I agree that Horne, Blythe and just a few other singers create not only the arc of an opera role but make every moment vivid and specific, as would a singer of art songs and lieder. The most moving part of an afternoon full of moving moments was when Blythe sang “What’ll I do?” by Irving Berlin, finding so much meaning in the words while giving full attention to the music. It is remarkable how, in a song or aria, a slight pause or emphasis on a consonant, or gentle lengthening of a vowel, can be so impactful when done by an artist who knows what she is doing.
Horne and Blythe both have distinguished themselves in the gorgeous music of Georg Frideric Handel. Here are Horne and Blythe performing “Hence, Iris hence away” from Semele. Note the precision of the singing as well as diction, yet how remarkably alive and present they are. You must understand that this is not just the result of talent but extensive work and preparation, with no short cuts.
I once was working with a famously difficult soprano preparing to sing this aria in concert. She learned it (or heard it) from her teacher as “Hens, hens, Irish hens away” and sang it that way. Clearly, she had not read the words in the score but was trained by rote in the aria. She became angry when I tried to correct her and insisted on singing it as she knew it, and she did.
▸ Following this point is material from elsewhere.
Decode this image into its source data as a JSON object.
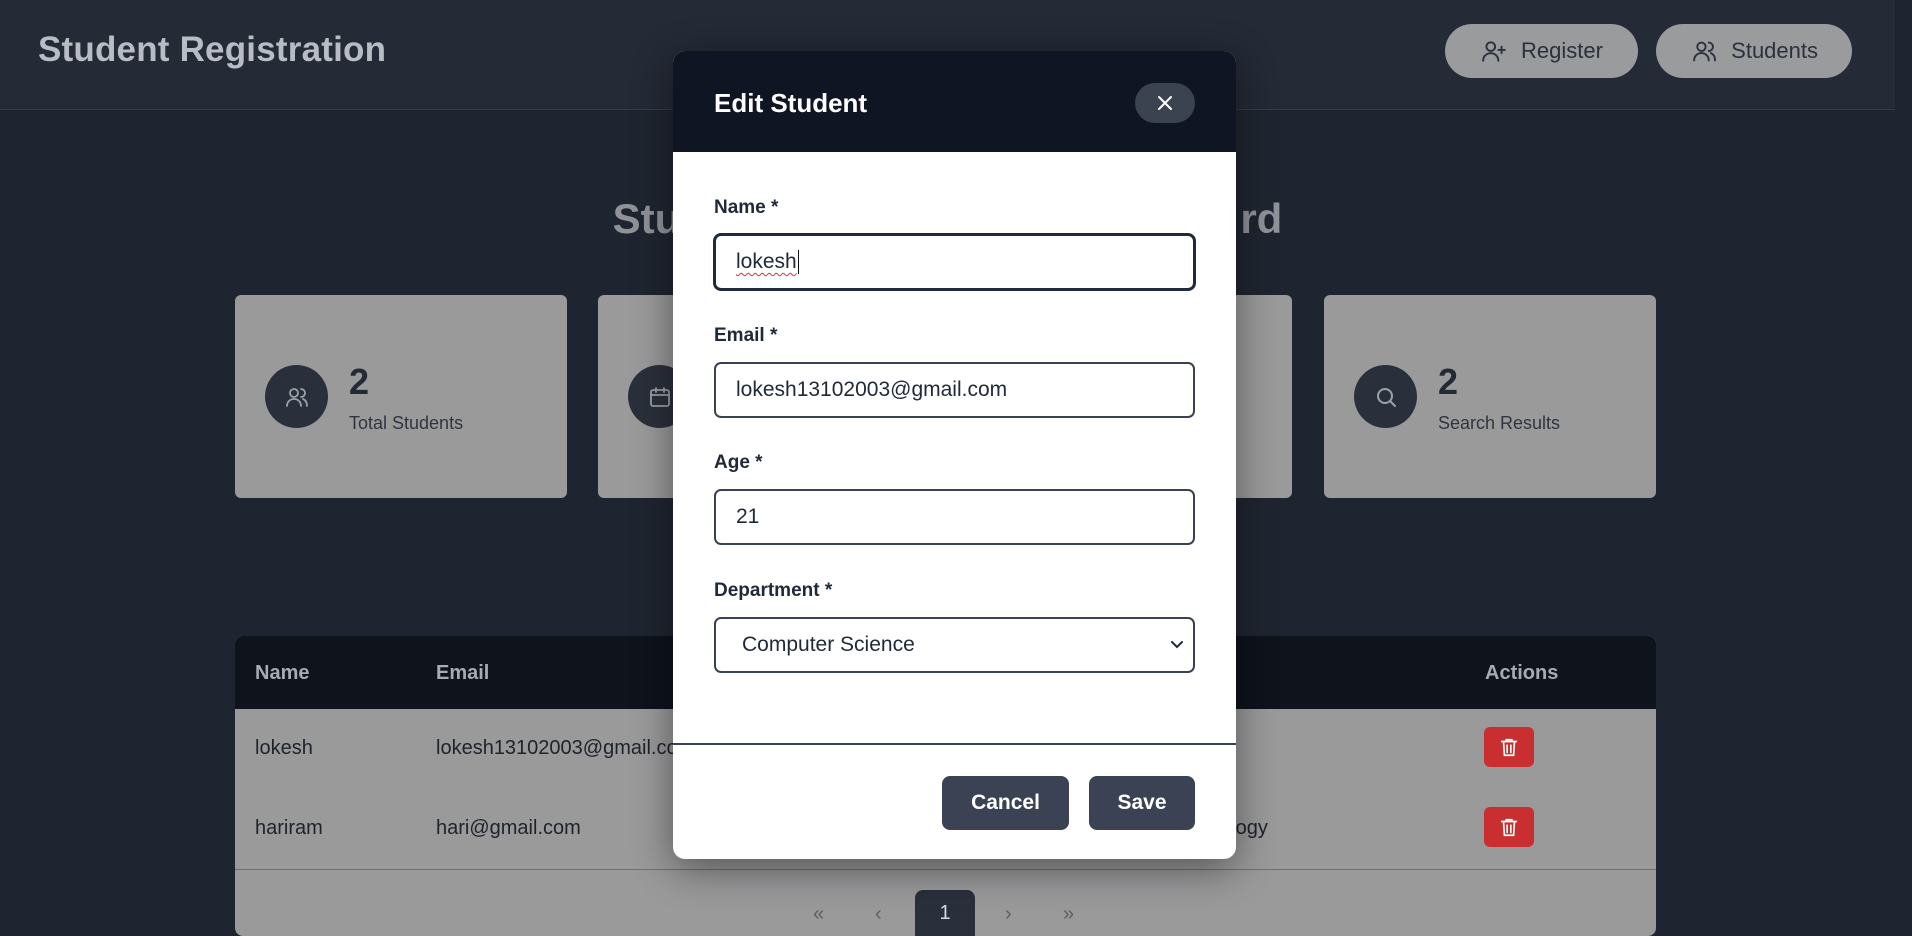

I assure you that this soprano will never receive a luncheon from the Metropolitan Opera Guild!
She Can Cook Too
In researching this dispatch, I came across a three-part program called “Aria and Pasta.” Recorded in 2000, this extended kitchen conversation with Horne includes a look back over her career as well as discussing her activities as a teacher. Ever precise, she did not refer to the iconic Italian cheese that Verdi adored as “Parmesan,” but as it should be called: Parmigiano. Enjoy these three segments.
Yes, Horne can cook pasta, but to know how she really cooks, you must experience her performing Rossini. Here is “Mura felici,” from La Donna del Lago, in concert in 1981, with Richard Bonynge conducting. Watch, listen, learn. Singing does not get better than this.
Horne is called “The Star Spangled Singer,” one who has been honored by and sung for presidents from both parties. At the luncheon, Horne concluded her remarks saying, “I am so appreciative to the patrons who help keep this art form alive. When we all go to the Great Beyond, we will be judged by our culture and not by our wars and politics.”